DATA FOR REVIEW section start

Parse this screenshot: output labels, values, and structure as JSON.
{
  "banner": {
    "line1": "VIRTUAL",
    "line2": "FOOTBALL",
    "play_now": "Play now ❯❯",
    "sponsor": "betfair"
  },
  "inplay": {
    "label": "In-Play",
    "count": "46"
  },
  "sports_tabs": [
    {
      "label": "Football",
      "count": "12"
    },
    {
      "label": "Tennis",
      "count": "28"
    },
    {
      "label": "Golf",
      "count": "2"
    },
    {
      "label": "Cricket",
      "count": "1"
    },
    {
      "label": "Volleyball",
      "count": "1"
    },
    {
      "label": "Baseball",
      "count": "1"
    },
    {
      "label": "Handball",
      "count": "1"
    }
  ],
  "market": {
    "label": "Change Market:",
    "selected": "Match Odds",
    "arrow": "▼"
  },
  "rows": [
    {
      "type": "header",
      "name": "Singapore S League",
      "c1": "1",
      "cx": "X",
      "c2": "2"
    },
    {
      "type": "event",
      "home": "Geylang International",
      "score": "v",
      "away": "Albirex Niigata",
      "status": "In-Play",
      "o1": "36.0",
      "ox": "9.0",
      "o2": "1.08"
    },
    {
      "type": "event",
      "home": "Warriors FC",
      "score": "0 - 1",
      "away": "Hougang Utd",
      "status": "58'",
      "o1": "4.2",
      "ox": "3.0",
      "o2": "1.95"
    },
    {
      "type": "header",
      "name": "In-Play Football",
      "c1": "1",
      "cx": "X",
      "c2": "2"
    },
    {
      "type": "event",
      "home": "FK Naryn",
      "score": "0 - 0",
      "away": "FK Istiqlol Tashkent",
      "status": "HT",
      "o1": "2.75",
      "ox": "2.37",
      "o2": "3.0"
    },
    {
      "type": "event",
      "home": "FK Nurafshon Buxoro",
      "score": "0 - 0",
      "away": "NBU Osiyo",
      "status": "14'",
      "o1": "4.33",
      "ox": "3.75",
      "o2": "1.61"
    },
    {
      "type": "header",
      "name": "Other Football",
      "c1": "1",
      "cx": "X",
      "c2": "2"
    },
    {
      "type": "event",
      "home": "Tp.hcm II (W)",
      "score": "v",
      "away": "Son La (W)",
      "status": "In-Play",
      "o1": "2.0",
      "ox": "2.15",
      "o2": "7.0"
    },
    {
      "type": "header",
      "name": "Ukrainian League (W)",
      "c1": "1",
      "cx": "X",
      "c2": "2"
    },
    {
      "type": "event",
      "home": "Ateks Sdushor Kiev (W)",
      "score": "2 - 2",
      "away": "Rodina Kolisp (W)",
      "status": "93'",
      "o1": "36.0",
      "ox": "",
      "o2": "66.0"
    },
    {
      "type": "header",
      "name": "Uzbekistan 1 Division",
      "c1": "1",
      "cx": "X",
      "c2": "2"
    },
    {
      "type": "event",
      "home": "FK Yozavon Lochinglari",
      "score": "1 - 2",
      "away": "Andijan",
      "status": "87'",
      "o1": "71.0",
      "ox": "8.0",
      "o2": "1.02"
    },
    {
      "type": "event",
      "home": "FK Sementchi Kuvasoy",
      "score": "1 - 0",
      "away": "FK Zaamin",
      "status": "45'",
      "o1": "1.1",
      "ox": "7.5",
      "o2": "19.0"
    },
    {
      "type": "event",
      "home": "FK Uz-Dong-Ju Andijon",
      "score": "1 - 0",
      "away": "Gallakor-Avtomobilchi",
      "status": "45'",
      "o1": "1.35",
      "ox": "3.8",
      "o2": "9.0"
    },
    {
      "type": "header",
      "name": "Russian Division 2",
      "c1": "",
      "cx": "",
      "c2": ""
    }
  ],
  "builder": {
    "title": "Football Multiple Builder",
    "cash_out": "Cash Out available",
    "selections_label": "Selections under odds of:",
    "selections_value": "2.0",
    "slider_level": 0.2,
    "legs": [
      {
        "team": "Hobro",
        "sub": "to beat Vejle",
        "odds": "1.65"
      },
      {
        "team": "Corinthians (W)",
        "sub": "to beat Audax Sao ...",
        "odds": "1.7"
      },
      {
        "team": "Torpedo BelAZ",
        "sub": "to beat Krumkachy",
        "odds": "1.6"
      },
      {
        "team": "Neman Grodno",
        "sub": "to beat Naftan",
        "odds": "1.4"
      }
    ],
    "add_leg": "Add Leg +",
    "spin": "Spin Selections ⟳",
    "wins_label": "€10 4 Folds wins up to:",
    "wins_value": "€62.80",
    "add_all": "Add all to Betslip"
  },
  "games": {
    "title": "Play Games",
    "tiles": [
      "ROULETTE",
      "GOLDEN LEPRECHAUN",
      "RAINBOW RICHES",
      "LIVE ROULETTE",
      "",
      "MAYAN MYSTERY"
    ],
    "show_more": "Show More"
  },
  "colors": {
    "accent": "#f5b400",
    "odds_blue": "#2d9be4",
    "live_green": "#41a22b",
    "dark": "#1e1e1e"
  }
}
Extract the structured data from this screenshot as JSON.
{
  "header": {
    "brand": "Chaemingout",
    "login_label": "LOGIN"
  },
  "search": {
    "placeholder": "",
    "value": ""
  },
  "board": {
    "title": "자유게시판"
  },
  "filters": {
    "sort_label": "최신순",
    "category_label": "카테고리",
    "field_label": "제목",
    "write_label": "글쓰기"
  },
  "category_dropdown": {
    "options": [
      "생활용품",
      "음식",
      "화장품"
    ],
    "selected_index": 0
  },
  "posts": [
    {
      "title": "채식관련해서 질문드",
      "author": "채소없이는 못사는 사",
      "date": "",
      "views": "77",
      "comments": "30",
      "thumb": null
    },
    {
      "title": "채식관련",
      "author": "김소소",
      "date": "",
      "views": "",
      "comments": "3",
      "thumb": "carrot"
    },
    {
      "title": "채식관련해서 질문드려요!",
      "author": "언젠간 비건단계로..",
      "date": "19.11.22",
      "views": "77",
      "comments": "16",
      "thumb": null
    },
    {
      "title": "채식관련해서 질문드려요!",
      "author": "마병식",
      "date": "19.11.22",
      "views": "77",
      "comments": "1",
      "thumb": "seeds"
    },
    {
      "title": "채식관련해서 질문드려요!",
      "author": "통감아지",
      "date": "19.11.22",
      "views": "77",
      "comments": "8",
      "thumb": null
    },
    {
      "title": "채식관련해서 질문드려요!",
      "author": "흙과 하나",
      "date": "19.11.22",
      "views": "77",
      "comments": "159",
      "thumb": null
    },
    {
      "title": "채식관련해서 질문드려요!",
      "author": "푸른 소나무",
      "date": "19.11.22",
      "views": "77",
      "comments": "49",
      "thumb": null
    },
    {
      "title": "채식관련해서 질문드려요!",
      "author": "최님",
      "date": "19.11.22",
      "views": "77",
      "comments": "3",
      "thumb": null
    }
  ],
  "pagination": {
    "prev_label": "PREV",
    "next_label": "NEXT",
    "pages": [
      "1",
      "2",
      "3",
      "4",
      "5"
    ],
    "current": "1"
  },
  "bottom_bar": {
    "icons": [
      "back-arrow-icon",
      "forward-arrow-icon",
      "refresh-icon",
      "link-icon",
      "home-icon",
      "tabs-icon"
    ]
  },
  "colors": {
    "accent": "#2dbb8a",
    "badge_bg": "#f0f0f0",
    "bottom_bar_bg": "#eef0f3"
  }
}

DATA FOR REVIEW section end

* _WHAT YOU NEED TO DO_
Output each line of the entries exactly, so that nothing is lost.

* _ANSWER TO THIS TASK_
Parse this screenshot: output labels, values, and structure as JSON.
{
  "banner": {
    "line1": "VIRTUAL",
    "line2": "FOOTBALL",
    "play_now": "Play now ❯❯",
    "sponsor": "betfair"
  },
  "inplay": {
    "label": "In-Play",
    "count": "46"
  },
  "sports_tabs": [
    {
      "label": "Football",
      "count": "12"
    },
    {
      "label": "Tennis",
      "count": "28"
    },
    {
      "label": "Golf",
      "count": "2"
    },
    {
      "label": "Cricket",
      "count": "1"
    },
    {
      "label": "Volleyball",
      "count": "1"
    },
    {
      "label": "Baseball",
      "count": "1"
    },
    {
      "label": "Handball",
      "count": "1"
    }
  ],
  "market": {
    "label": "Change Market:",
    "selected": "Match Odds",
    "arrow": "▼"
  },
  "rows": [
    {
      "type": "header",
      "name": "Singapore S League",
      "c1": "1",
      "cx": "X",
      "c2": "2"
    },
    {
      "type": "event",
      "home": "Geylang International",
      "score": "v",
      "away": "Albirex Niigata",
      "status": "In-Play",
      "o1": "36.0",
      "ox": "9.0",
      "o2": "1.08"
    },
    {
      "type": "event",
      "home": "Warriors FC",
      "score": "0 - 1",
      "away": "Hougang Utd",
      "status": "58'",
      "o1": "4.2",
      "ox": "3.0",
      "o2": "1.95"
    },
    {
      "type": "header",
      "name": "In-Play Football",
      "c1": "1",
      "cx": "X",
      "c2": "2"
    },
    {
      "type": "event",
      "home": "FK Naryn",
      "score": "0 - 0",
      "away": "FK Istiqlol Tashkent",
      "status": "HT",
      "o1": "2.75",
      "ox": "2.37",
      "o2": "3.0"
    },
    {
      "type": "event",
      "home": "FK Nurafshon Buxoro",
      "score": "0 - 0",
      "away": "NBU Osiyo",
      "status": "14'",
      "o1": "4.33",
      "ox": "3.75",
      "o2": "1.61"
    },
    {
      "type": "header",
      "name": "Other Football",
      "c1": "1",
      "cx": "X",
      "c2": "2"
    },
    {
      "type": "event",
      "home": "Tp.hcm II (W)",
      "score": "v",
      "away": "Son La (W)",
      "status": "In-Play",
      "o1": "2.0",
      "ox": "2.15",
      "o2": "7.0"
    },
    {
      "type": "header",
      "name": "Ukrainian League (W)",
      "c1": "1",
      "cx": "X",
      "c2": "2"
    },
    {
      "type": "event",
      "home": "Ateks Sdushor Kiev (W)",
      "score": "2 - 2",
      "away": "Rodina Kolisp (W)",
      "status": "93'",
      "o1": "36.0",
      "ox": "",
      "o2": "66.0"
    },
    {
      "type": "header",
      "name": "Uzbekistan 1 Division",
      "c1": "1",
      "cx": "X",
      "c2": "2"
    },
    {
      "type": "event",
      "home": "FK Yozavon Lochinglari",
      "score": "1 - 2",
      "away": "Andijan",
      "status": "87'",
      "o1": "71.0",
      "ox": "8.0",
      "o2": "1.02"
    },
    {
      "type": "event",
      "home": "FK Sementchi Kuvasoy",
      "score": "1 - 0",
      "away": "FK Zaamin",
      "status": "45'",
      "o1": "1.1",
      "ox": "7.5",
      "o2": "19.0"
    },
    {
      "type": "event",
      "home": "FK Uz-Dong-Ju Andijon",
      "score": "1 - 0",
      "away": "Gallakor-Avtomobilchi",
      "status": "45'",
      "o1": "1.35",
      "ox": "3.8",
      "o2": "9.0"
    },
    {
      "type": "header",
      "name": "Russian Division 2",
      "c1": "",
      "cx": "",
      "c2": ""
    }
  ],
  "builder": {
    "title": "Football Multiple Builder",
    "cash_out": "Cash Out available",
    "selections_label": "Selections under odds of:",
    "selections_value": "2.0",
    "slider_level": 0.2,
    "legs": [
      {
        "team": "Hobro",
        "sub": "to beat Vejle",
        "odds": "1.65"
      },
      {
        "team": "Corinthians (W)",
        "sub": "to beat Audax Sao ...",
        "odds": "1.7"
      },
      {
        "team": "Torpedo BelAZ",
        "sub": "to beat Krumkachy",
        "odds": "1.6"
      },
      {
        "team": "Neman Grodno",
        "sub": "to beat Naftan",
        "odds": "1.4"
      }
    ],
    "add_leg": "Add Leg +",
    "spin": "Spin Selections ⟳",
    "wins_label": "€10 4 Folds wins up to:",
    "wins_value": "€62.80",
    "add_all": "Add all to Betslip"
  },
  "games": {
    "title": "Play Games",
    "tiles": [
      "ROULETTE",
      "GOLDEN LEPRECHAUN",
      "RAINBOW RICHES",
      "LIVE ROULETTE",
      "",
      "MAYAN MYSTERY"
    ],
    "show_more": "Show More"
  },
  "colors": {
    "accent": "#f5b400",
    "odds_blue": "#2d9be4",
    "live_green": "#41a22b",
    "dark": "#1e1e1e"
  }
}
Extract the structured data from this screenshot as JSON.
{
  "header": {
    "brand": "Chaemingout",
    "login_label": "LOGIN"
  },
  "search": {
    "placeholder": "",
    "value": ""
  },
  "board": {
    "title": "자유게시판"
  },
  "filters": {
    "sort_label": "최신순",
    "category_label": "카테고리",
    "field_label": "제목",
    "write_label": "글쓰기"
  },
  "category_dropdown": {
    "options": [
      "생활용품",
      "음식",
      "화장품"
    ],
    "selected_index": 0
  },
  "posts": [
    {
      "title": "채식관련해서 질문드",
      "author": "채소없이는 못사는 사",
      "date": "",
      "views": "77",
      "comments": "30",
      "thumb": null
    },
    {
      "title": "채식관련",
      "author": "김소소",
      "date": "",
      "views": "",
      "comments": "3",
      "thumb": "carrot"
    },
    {
      "title": "채식관련해서 질문드려요!",
      "author": "언젠간 비건단계로..",
      "date": "19.11.22",
      "views": "77",
      "comments": "16",
      "thumb": null
    },
    {
      "title": "채식관련해서 질문드려요!",
      "author": "마병식",
      "date": "19.11.22",
      "views": "77",
      "comments": "1",
      "thumb": "seeds"
    },
    {
      "title": "채식관련해서 질문드려요!",
      "author": "통감아지",
      "date": "19.11.22",
      "views": "77",
      "comments": "8",
      "thumb": null
    },
    {
      "title": "채식관련해서 질문드려요!",
      "author": "흙과 하나",
      "date": "19.11.22",
      "views": "77",
      "comments": "159",
      "thumb": null
    },
    {
      "title": "채식관련해서 질문드려요!",
      "author": "푸른 소나무",
      "date": "19.11.22",
      "views": "77",
      "comments": "49",
      "thumb": null
    },
    {
      "title": "채식관련해서 질문드려요!",
      "author": "최님",
      "date": "19.11.22",
      "views": "77",
      "comments": "3",
      "thumb": null
    }
  ],
  "pagination": {
    "prev_label": "PREV",
    "next_label": "NEXT",
    "pages": [
      "1",
      "2",
      "3",
      "4",
      "5"
    ],
    "current": "1"
  },
  "bottom_bar": {
    "icons": [
      "back-arrow-icon",
      "forward-arrow-icon",
      "refresh-icon",
      "link-icon",
      "home-icon",
      "tabs-icon"
    ]
  },
  "colors": {
    "accent": "#2dbb8a",
    "badge_bg": "#f0f0f0",
    "bottom_bar_bg": "#eef0f3"
  }
}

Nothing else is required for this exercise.